As an example, for automotive parts cleaned in one of the ultrasonic cleaning machines that we at UltraSonic LLC sell, the cycle time is three minutes. During that short amount of time, that machine is removing carbon, grease and any number of other contaminants from that automotive part. On a manufactured part, the cycle time can be much less—in many cases, less than a minute.

Conversely, cleaning the same part by hand can take hours. Now, think about the time savings per part over hand washing – if you can save just an hour a day, and that hour is worth $100, and you multiply that by five work days, then you’ll realize a $500-per-week savings. Multiply that by 52 weeks and that’s big money.

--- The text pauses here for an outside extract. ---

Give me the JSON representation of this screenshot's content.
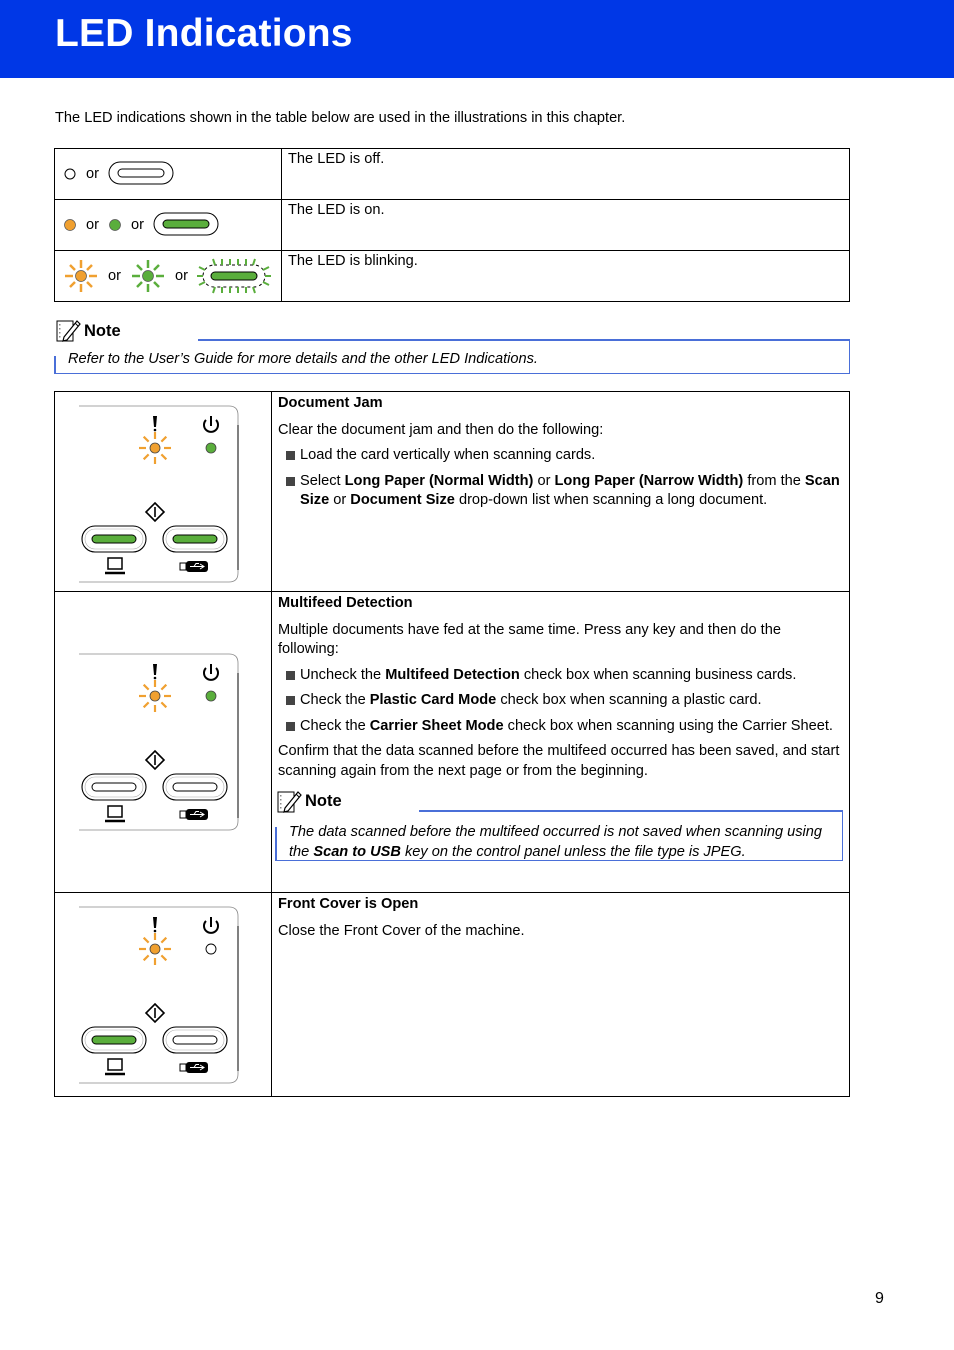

The savings are just as big – if not bigger – for large-scale manufacturers. Even if they look to save just one second of cleaning time, those seconds add up if they clean thousands of parts per year.

Question: How many parts can we put in a tank?

Answer: That really depends on the size of the tank. At UltraSonic, LLC, we offer ultrasonic cleaners in several popular sizes to service a broad array of applications. We group our ultrasonic cleaners in three categories: table-top ultrasonic cleaners; medium-capacity ultrasonic cleaners; and large-capacity ultrasonic cleaners. Specific information on each is below.

Table-top ultrasonic cleaners are small; feature single tanks (usually a half-gallon to eight gallons); and can sit on a table, on a shelf or on a workbench. They’re also portable, and they’re ideal for small and light-duty applications. UltraSonic LLC offers two table-top ultrasonic cleaners: The Ultra 1300 (2.6 gallons / 9.8 liters); and the Ultra 2000 (5.2 gallons / 19.7 liters).

Medium-capacity ultrasonic cleaners are ideal for a variety of industrial, automotive, aerospace and engineering industries. UltraSonic LLC offers the following medium-capacity ultrasonic cleaners: 2200A (10 gallon); 2400FA (30 gallon);

Large-capacity industrial ultrasonic cleaners are designed to handle large and heavy-duty equipment and parts, including a variety of industrial parts, automotive and aerospace parts.  These units typically feature rinse and dry stations and other features. UltraSonic offers the following large-capacity ultrasonic cleaners: 3200FA (65 gallon); 3800FLT (115 gallon); and 6000FLT (210 gallon).

Question: Will it clean plastic parts?

Answer: Yes, ultrasonic cleaning is ideal for plastic parts.

Question: Will it clean contaminants off of circuit boards?

Answer: Again, yes—circuit boards can definitely be cleaned using ultrasonic cleaning. As you might be starting to see, we get quite a few questions about what types of materials can be cleaned in an ultrasonic cleaning machine, and whether ultrasonic cleaning can clean certain contaminants off of certain parts. We’ll address this issue in more detail in an upcoming blog, so stay tuned!

Question: What things shouldn’t be cleaned with ultrasonic cleaning?

Answer: Some electronic components such as MEMS devices like gyroscopes, accelerometers and microphones can become damaged or destroyed by the high-intensity vibrations they are subjected to during ultrasonic cleaning. We do not recommend that these items be subjected to ultrasonic cleaning.

Question: What solvent is used with ultrasonic cleaning?

Answer: UltraSonic LLC offers the following cleaning solutions:

In our next installment, we’ll include additional FAQs, along with answers. In the meantime, if you have questions about industrial parts cleaning methods or industrial parts cleaners – or if you would like information about ultrasonic cleaning for industrial applications and UltraSonic LLC industrial cleaning machines, fill out this contact form, and an UltraSonic LLC representative will be in touch shortly to discuss your requirement.